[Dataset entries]

= = =

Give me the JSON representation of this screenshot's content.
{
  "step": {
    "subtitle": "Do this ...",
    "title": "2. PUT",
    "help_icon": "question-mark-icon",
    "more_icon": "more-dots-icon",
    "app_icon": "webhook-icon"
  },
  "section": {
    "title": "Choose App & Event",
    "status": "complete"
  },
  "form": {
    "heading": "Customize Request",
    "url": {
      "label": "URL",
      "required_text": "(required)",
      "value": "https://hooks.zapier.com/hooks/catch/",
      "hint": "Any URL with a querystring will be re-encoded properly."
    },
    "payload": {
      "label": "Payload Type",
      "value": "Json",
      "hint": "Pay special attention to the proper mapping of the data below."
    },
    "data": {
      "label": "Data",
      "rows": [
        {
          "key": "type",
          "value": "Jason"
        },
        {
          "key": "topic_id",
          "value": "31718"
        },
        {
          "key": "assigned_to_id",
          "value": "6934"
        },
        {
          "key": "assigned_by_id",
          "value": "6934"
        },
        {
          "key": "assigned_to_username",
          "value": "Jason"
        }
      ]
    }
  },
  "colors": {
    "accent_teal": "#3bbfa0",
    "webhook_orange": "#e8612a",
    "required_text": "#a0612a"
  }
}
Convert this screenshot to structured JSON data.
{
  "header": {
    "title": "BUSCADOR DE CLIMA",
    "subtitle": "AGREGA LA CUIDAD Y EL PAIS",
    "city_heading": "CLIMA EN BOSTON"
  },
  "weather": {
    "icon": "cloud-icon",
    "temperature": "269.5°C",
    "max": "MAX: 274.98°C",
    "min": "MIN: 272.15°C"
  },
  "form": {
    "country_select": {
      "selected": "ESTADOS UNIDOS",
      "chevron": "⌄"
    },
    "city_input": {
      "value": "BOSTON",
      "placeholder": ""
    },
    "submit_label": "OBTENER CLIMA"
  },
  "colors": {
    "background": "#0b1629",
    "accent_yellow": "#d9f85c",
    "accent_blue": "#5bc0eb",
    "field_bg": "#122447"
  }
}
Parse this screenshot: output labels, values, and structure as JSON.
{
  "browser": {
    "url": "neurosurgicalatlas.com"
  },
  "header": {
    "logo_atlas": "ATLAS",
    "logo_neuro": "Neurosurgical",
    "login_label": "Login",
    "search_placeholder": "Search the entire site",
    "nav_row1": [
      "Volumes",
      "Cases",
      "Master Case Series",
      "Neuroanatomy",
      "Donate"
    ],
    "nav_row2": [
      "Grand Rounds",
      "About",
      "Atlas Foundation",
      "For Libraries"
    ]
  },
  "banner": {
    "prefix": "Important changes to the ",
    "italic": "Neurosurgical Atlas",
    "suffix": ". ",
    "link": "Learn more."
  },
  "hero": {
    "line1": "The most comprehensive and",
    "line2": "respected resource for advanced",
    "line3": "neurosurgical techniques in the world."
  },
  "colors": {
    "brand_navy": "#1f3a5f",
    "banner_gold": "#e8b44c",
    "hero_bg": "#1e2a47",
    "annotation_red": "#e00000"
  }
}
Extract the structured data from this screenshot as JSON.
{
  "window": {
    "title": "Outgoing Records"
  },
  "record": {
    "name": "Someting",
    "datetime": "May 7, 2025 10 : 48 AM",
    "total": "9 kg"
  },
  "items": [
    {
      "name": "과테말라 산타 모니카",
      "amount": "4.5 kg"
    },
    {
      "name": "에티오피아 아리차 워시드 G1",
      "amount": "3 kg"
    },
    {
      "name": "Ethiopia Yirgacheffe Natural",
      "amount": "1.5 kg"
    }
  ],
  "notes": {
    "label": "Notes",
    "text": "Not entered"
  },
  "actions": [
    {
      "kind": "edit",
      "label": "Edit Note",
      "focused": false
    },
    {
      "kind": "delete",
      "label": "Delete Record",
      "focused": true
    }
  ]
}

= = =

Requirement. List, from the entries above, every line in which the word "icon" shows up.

Problem solution.
    "help_icon": "question-mark-icon",
    "more_icon": "more-dots-icon",
    "app_icon": "webhook-icon"
    "icon": "cloud-icon",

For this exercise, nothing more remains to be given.